Just 3 hours north of Los Angeles, you’ll find Pismo Beach, or just “Pismo,” as the locals call it. Pismo Beach is a sort of quintessential California beach town. Think lots of sunshine, lots of surfing, and sunsets you’ll remember long after your trip ends. The vibe here is all about relaxing. Mostly outdoors. A visit to the breathtaking Pismo Preserve deserves to be at the very top of your to-do list — a 900-acre conservancy featuring 11 miles of trails with unmatched views of the Pacific Ocean. Read more in Wendy Lee’s Beautiful Pismo Beach: Where to Eat, Stay, and Play.
13. Two Harbors, Catalina Island
Ready to get off the beaten path? Look no further than Two Harbors on California’s Catalina Island. “Catalina,” as the locals call it, is about a 30-minute ferry ride off the coast of Southern California. Most tourists check out Avalon, the largest town on the island. But trek a little further to Two Harbors, and you’ll be glad you did: You’ll find a tiny village untouched by major development and full of natural wonder. Need a spot to disconnect, get away, and feel truly at peace? Two Harbors is the place. Read more in Wendy Lee’s This Quaint Island Town In California Is Perfect For A Romantic Weekend.
14. Pacific Beach

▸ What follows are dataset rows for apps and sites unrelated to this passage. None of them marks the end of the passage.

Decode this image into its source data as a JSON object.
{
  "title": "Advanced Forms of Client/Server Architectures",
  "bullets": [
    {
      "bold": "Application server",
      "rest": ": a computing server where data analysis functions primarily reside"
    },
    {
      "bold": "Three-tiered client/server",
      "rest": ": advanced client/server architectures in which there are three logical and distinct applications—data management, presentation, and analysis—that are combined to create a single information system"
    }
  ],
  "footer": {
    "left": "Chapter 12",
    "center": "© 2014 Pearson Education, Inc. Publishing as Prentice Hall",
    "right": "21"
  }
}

This San Diego neighborhood is funky, hip, and oh-so-cool. Sun worshipers, surfers, and college students flock here. And, to be honest, free spirits galore. As you might guess, the people-watching is unmatched. If you enjoy an eclectic atmosphere, Pacific Beach is worth checking out. The area is well-known to locals, but definitely a little under the radar for tourists. “PB” also has a great reputation for its restaurants — seafood, pizza, tapas — there’s something for everyone in Pacific Beach. Read more in Wendy Lee’s 6 Favorite Restaurants To Experience In Pacific Beach.